Milly's account of a night-time invasion by a herd of elephants.

Elephant Attack 16th March 2015

"It was terrifying because the gun shots were so close... Everybody got frightened that [the elephants] would come to open the windows and doors, and enter their houses; or their trunks could easily pick a baby from the bed through the windows!  We had to bang the goal posts to [scare them away]."  Milly Nzirambi.

On that occasion, the elephants targeted bananas that were to be harvested only a few days later. 

Seek Out and Destroy!

Elephants eat things they like — and trample the rest. "If they don't find ... mature banana, they split the plant in two [vertically] ... and eat the shoot that develops into a banana."  But with "... their wide feet and weight, they trample on crops and ... destroy them completely and the place ... can only be ploughed by a tractor".  In the same visit, the elephants destroyed the onions, tomatoes and sweet potatoes and "... ate our 2 acre of cassava roots: you only find the stems scattered on the garden."

Elephants Don't Forget

In the area around Kabirizi, elephants come to people’s gardens on average weekly in the dry season and almost daily in the rainy seasons. To help fend them off, park rangers and a small army contingent used to be almost permanently stationed at NOTDEC Uganda.

The entrance to NOTDEC from the main road.           Part of the army group that used to control access.

In early mid 2015, in the run-up to the general election in February 2016, the army were withdrawn and redeployed elsewhere to help guarantee law and order and social stability.  At the time of writing, it is not clear whether or when they will return.

"The biggest problem ... is that elephants do not forget where they got food and we now have only 3 park rangers to help on this. [Once the elephants] have crossed the road (from the heart of the Queen Elizabeth Game Park) they [may] come back [again] during the night, even up to around 4:00am. They ...  give us sleepless nights. ... Even when we have park rangers and army, it is difficult to stop them because they will do [anything] and [go anywhere to find] bananas. "

Besides the on-site park rangers and army detachment, NOTDEC Uganda's defensive strategy involved being awake during the night, having plenty of torches that can light a minimum of 10 metres, and ... "we guard around the banana plantation."

What More Could We Do?

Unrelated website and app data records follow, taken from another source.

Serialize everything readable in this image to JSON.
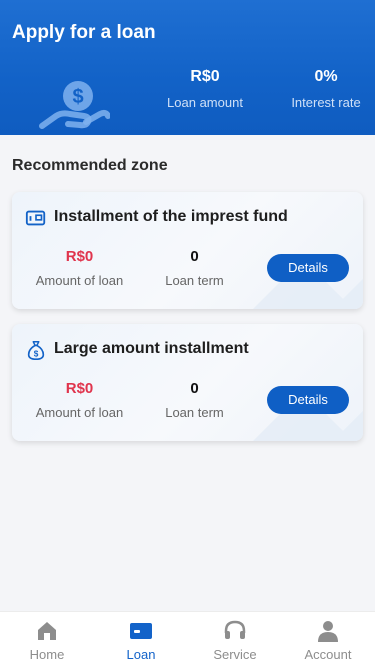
{
  "header": {
    "title": "Apply for a loan",
    "loan_amount_value": "R$0",
    "loan_amount_label": "Loan amount",
    "interest_rate_value": "0%",
    "interest_rate_label": "Interest rate",
    "hero_icon": "dollar-hand-icon"
  },
  "section": {
    "title": "Recommended zone"
  },
  "products": [
    {
      "icon": "card-icon",
      "title": "Installment of the imprest fund",
      "amount_value": "R$0",
      "amount_label": "Amount of loan",
      "term_value": "0",
      "term_label": "Loan term",
      "button_label": "Details"
    },
    {
      "icon": "money-bag-icon",
      "title": "Large amount installment",
      "amount_value": "R$0",
      "amount_label": "Amount of loan",
      "term_value": "0",
      "term_label": "Loan term",
      "button_label": "Details"
    }
  ],
  "tabbar": {
    "items": [
      {
        "label": "Home",
        "icon": "home-icon",
        "active": false
      },
      {
        "label": "Loan",
        "icon": "loan-icon",
        "active": true
      },
      {
        "label": "Service",
        "icon": "headset-icon",
        "active": false
      },
      {
        "label": "Account",
        "icon": "person-icon",
        "active": false
      }
    ]
  },
  "colors": {
    "primary": "#1262c7",
    "accent_red": "#e0344d",
    "active_tab": "#1363c9"
  }
}
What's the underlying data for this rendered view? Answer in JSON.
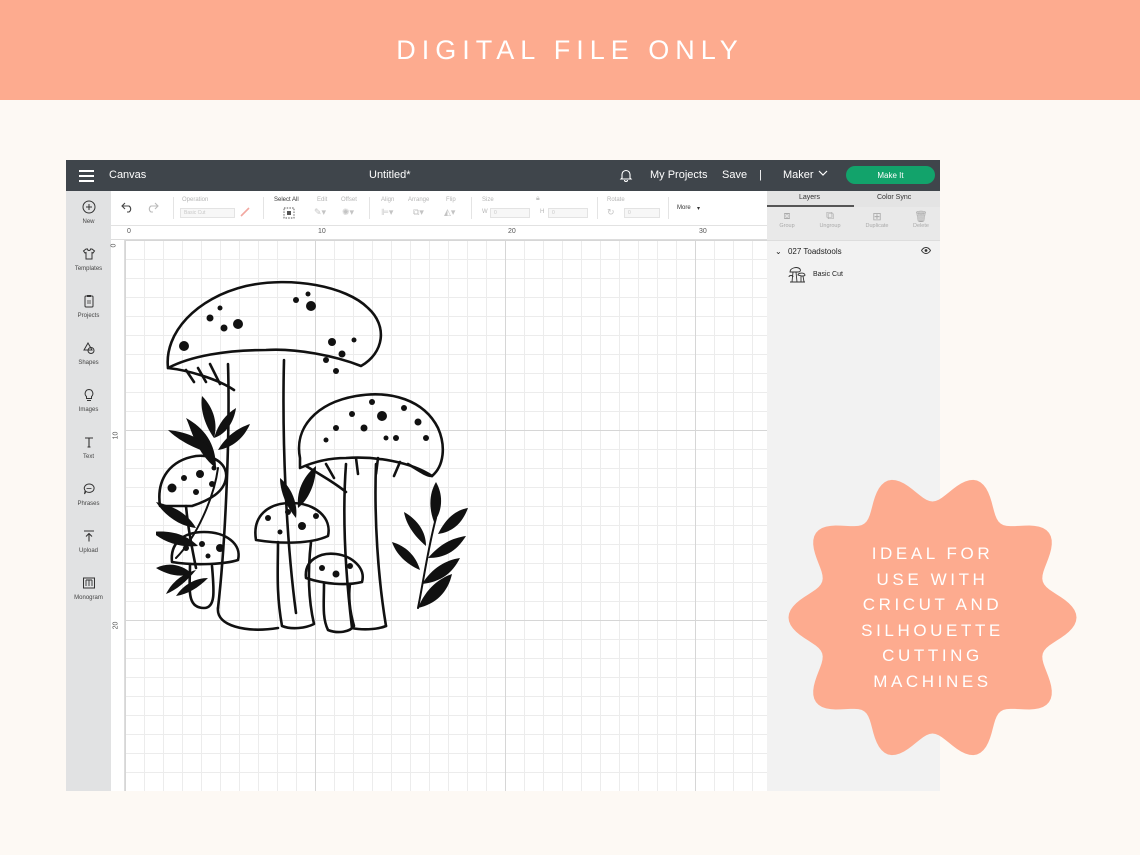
{
  "banner": {
    "text": "DIGITAL FILE ONLY"
  },
  "app": {
    "titlebar": {
      "canvas_label": "Canvas",
      "doc_title": "Untitled*",
      "my_projects": "My Projects",
      "save": "Save",
      "separator": "|",
      "machine": "Maker",
      "make_it": "Make It"
    },
    "toolbar": {
      "operation_label": "Operation",
      "operation_value": "Basic Cut",
      "select_all": "Select All",
      "edit": "Edit",
      "offset": "Offset",
      "align": "Align",
      "arrange": "Arrange",
      "flip": "Flip",
      "size": "Size",
      "w_label": "W",
      "w_value": "0",
      "h_label": "H",
      "h_value": "0",
      "rotate": "Rotate",
      "rotate_value": "0",
      "more": "More"
    },
    "sidebar": {
      "items": [
        {
          "label": "New",
          "icon": "plus-circle-icon"
        },
        {
          "label": "Templates",
          "icon": "tshirt-icon"
        },
        {
          "label": "Projects",
          "icon": "clipboard-icon"
        },
        {
          "label": "Shapes",
          "icon": "shapes-icon"
        },
        {
          "label": "Images",
          "icon": "lightbulb-icon"
        },
        {
          "label": "Text",
          "icon": "text-icon"
        },
        {
          "label": "Phrases",
          "icon": "speech-bubble-icon"
        },
        {
          "label": "Upload",
          "icon": "upload-icon"
        },
        {
          "label": "Monogram",
          "icon": "monogram-icon"
        }
      ]
    },
    "ruler": {
      "top": [
        "0",
        "10",
        "20",
        "30"
      ],
      "left": [
        "0",
        "10",
        "20"
      ]
    },
    "panel": {
      "tab_layers": "Layers",
      "tab_color_sync": "Color Sync",
      "actions": [
        "Group",
        "Ungroup",
        "Duplicate",
        "Delete"
      ],
      "group_name": "027 Toadstools",
      "layer_label": "Basic Cut"
    }
  },
  "badge": {
    "lines": [
      "IDEAL FOR",
      "USE WITH",
      "CRICUT AND",
      "SILHOUETTE",
      "CUTTING",
      "MACHINES"
    ],
    "color": "#fdab8f"
  },
  "colors": {
    "banner": "#fdab8f",
    "titlebar": "#3f454b",
    "make_it": "#12a36b",
    "background": "#fdf9f4"
  }
}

The only thing that would really help is a solar-powered system of electric fences around the fields with night-time lighting: then the crops would be secure! Of course, the solar panels would need to be on tall poles protected by sharp spikes so that the elephants couldn't damage or flatten them. It might begin to look more like a prison camp than an orphanage!

Flames and Furore

No matter that solar-powered electric fences and lighting is totally impractical: NOTDEC Uganda has found a much simpler strategy.  With no army detachment to help frighten away invading elephants during the night, it became crucial to keep them at bay.  But how?  The answer: light smokey fires on the site boundary — particularly along the road separating the orphanage from the Game Park. And if elephants still came too close for comfort, the strategy would be to make as much noise as possible. This approach has now been in use for some months without any elephant incursion.

Sweet Taste of Success

At last in 2017, a new idea.  Elephants hate bees.  Like the rest of us, they're afraid of being stung! With encouragement from Jonny Rowland, NOTDEC Uganda has established 16 beehives — well away from the bungalows and the children's play areas.  With the hives suspended on wires along key parts of the site boundary, any elephant incursion would cause violent shaking, disturbing and angering the bees.  So far, this approach seems to be working — though we've heard that before!  In January 2018, NOTDEC staff tasted the first NOTDEC honey.  As production builds up, there will at least be money coming in to help fund the on-going efforts to keep the elephants at bay.

But it's Not Just Elephants

"[Our] cassava ... and sweet potatoes are eaten by wild pigs; and the soya plants and maize are eaten by birds as soon as they germinate. You have to be out ... by 6:00am to scare birds off and in the evening by 5-6pm. ... "This we do for a period of 2 weeks ... [When that is over] ... the crops will have survived the pecking of the birds."